Le 19 nov. 2016 21:29, "serge guelton" email@example.com a écrit :
Thanks *a lot* victor for this great article. You not only very accurately describe the method you used to track the performance bug, but also give very convincing results.
You're welcome. I'm not 100% sure that adding the hot attrbute makes the performance of call_method reliable at 100%. My hope is that the 70% slowdown doesn't reoccur.
I still wonder what the conclusion should be:
- (this) Micro benchmarks are not relevant at all, they are sensible to
factors that are not relevant to bigger applications
Other benchmarks had peaks: logging_silent and json_loads. I'm unable to say if microbenchmarks must be used or not to cehck for performance regression or test the performance of a patch. So I try instead to analyze and fix performance issues.
At least I can say that temporary peaks are higher and more frequent on microbenchmark.
Homework: define what is a microbenchmark :-)
- There is a generally good code layout that favors most applications?
This is an hard question. I don't know the answer. The hot attributes put tagged functions in a separated ELF section, but I understand that inside the section, order is not deterministic.
Maybe the size of a function code matters too. What happens if a function grows? Does it impact other functions?
Maybe some core function from the interpreter ?
I chose to only tag the most famous functions of the core right now. I'm testing tagging functions of extensions like json but I'm not sure that the result is significant.
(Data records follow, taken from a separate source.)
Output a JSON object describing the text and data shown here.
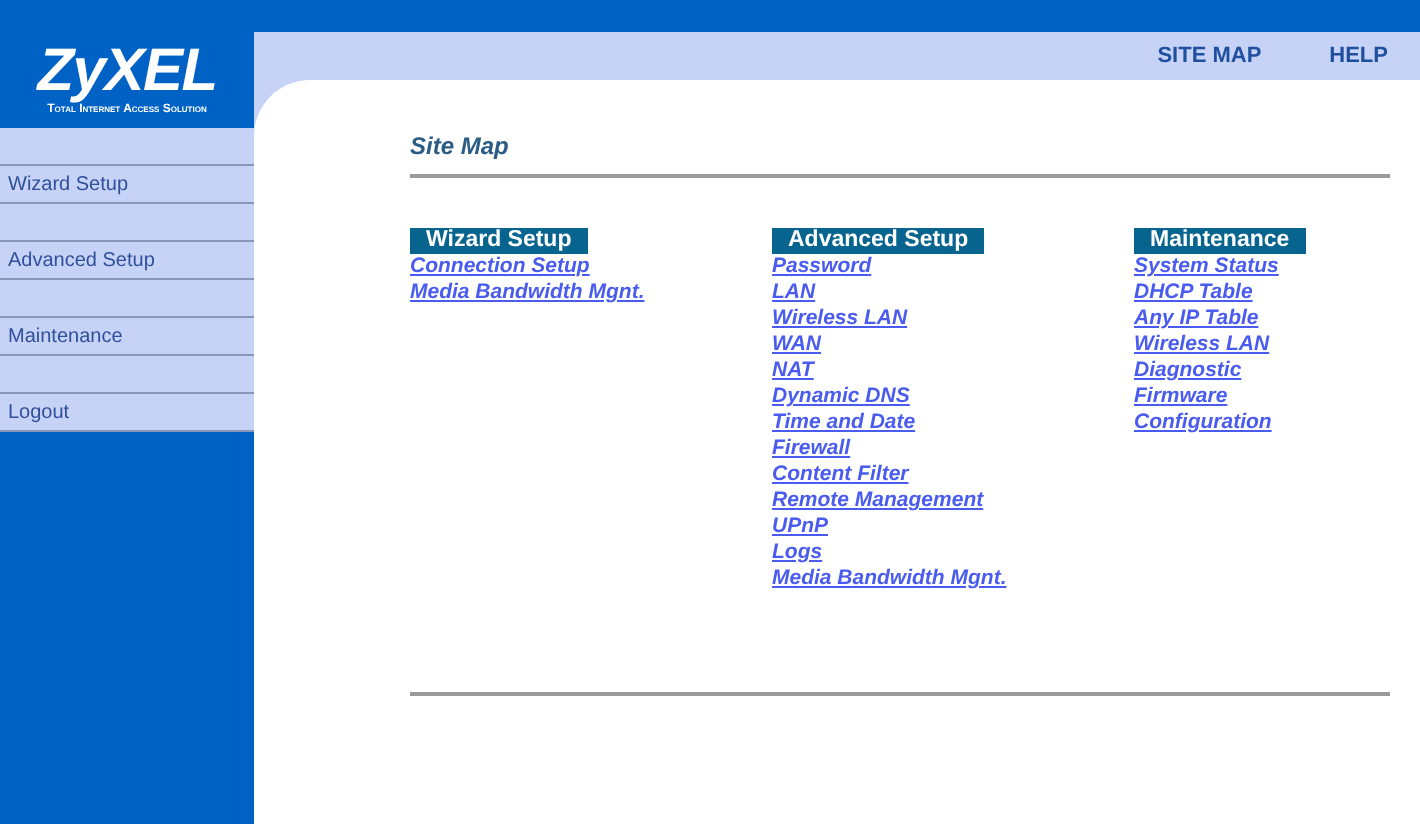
{
  "logo": {
    "name": "ZyXEL",
    "tagline": "Total Internet Access Solution"
  },
  "top_links": [
    "SITE MAP",
    "HELP"
  ],
  "sidebar": {
    "items": [
      "Wizard Setup",
      "Advanced Setup",
      "Maintenance",
      "Logout"
    ]
  },
  "page_title": "Site Map",
  "sections": [
    {
      "title": "Wizard Setup",
      "links": [
        "Connection Setup",
        "Media Bandwidth Mgnt."
      ]
    },
    {
      "title": "Advanced Setup",
      "links": [
        "Password",
        "LAN",
        "Wireless LAN",
        "WAN",
        "NAT",
        "Dynamic DNS",
        "Time and Date",
        "Firewall",
        "Content Filter",
        "Remote Management",
        "UPnP",
        "Logs",
        "Media Bandwidth Mgnt."
      ]
    },
    {
      "title": "Maintenance",
      "links": [
        "System Status",
        "DHCP Table",
        "Any IP Table",
        "Wireless LAN",
        "Diagnostic",
        "Firmware",
        "Configuration"
      ]
    }
  ]
}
Why does PGO fails to ``find'' them?
I don't use PGO on speed-python.
I'm not sure that is PGO is reliable neither (reproductible performance).